Major Japanese Airlines Moving Forward With PMAs

Credit: MRO Japan

Japan’s major airlines, All Nippon Airways (ANA) and Japan Airlines, have increased their use of PMA parts over the years, but there are still significant hurdles to PMA adoption by start-up Japanese carriers and by other Asian airlines, according to Takuma Otsuka, manager of sales and marketing at MRO Japan.

Otsuka spent several decades in parts procurement at ANA and was seconded to MRO Japan in 2015.

MRO Japan, a joint venture between ANA and the Japanese government, acquired a few new Japanese customers in the past and hopes to gain a non-Japanese customer in the coming year.

MRO Japan must, of course, follow the part policies of its customer airlines. Otsuka says ANA began using PMAs about 15 to 20 years ago, starting with small non-critical piece parts.
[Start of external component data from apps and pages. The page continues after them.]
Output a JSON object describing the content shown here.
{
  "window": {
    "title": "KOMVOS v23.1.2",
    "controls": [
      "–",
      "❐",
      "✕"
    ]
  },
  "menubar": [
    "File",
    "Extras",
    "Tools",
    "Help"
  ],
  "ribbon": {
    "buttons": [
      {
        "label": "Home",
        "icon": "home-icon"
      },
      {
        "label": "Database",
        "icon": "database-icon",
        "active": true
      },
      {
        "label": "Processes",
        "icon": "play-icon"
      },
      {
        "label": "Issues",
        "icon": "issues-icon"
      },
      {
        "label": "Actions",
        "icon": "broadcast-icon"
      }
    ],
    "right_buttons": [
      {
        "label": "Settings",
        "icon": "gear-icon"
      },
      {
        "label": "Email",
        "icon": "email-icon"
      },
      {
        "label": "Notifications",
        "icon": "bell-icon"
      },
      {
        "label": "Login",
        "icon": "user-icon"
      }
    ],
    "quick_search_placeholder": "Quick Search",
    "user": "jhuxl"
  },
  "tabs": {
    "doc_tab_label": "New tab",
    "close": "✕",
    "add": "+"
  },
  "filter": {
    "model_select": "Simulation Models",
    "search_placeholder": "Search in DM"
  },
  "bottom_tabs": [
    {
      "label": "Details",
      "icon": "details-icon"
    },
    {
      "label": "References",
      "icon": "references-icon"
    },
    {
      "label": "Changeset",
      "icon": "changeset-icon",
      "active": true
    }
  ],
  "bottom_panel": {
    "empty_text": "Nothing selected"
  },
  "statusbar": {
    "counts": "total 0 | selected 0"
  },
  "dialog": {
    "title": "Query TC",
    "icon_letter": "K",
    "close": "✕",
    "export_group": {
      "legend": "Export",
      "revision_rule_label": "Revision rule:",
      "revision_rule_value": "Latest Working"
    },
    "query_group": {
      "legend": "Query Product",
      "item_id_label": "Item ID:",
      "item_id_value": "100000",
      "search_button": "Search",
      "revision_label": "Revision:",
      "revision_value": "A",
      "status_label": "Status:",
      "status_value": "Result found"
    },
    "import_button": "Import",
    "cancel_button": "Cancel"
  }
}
The major carrier slowly expanded PMA use to include more important parts, but ANA had been reluctant to adopt PMAs for flight-critical parts, according to his experience at ANA.

The new Japanese low-cost carriers, on the other hand, have not so far made much use of PMAs. One reason is that these LCCs have kept their engineering departments as lean and efficient as possible to focus on regular engineering tasks from a technical perspective. “It doesn’t help to hire a big engineering department just to save $10,000 on one small part,” Otsuka notes.

Another reason for LCCs’ avoidance of PMAs is that most of their aircraft are leased and are expected to be returned at fixed dates in their original conditions. “There might be a big cost saving obtaining from PMA part options, but they will have to return the aircraft in original condition, paying considerable expense for PMA replacements,” Otsuka says.

As far as Otsuka has learned, China has a process for adopting PMAs similar to that of Japan. As in Japan, Chinese approvals of PMAs depend on each airline’s ability to assign engineers to evaluate PMAs. Like Japanese carriers, he thinks “the Chinese are a bit reluctant to use PMAs.”

Because the Chinese aviation market is so big, if China increases adoption of PMAs, this would lead to major changes in the part business.

Otsuka says PMA parts have generally been about 30% lower in price than OEM parts. But OEMs have recently used their financial strength to “get closer to operators” and limit PMA use. Nevertheless, he sees the competition between PMA and OEM parts and sometimes between different PMA providers as beneficial to airlines.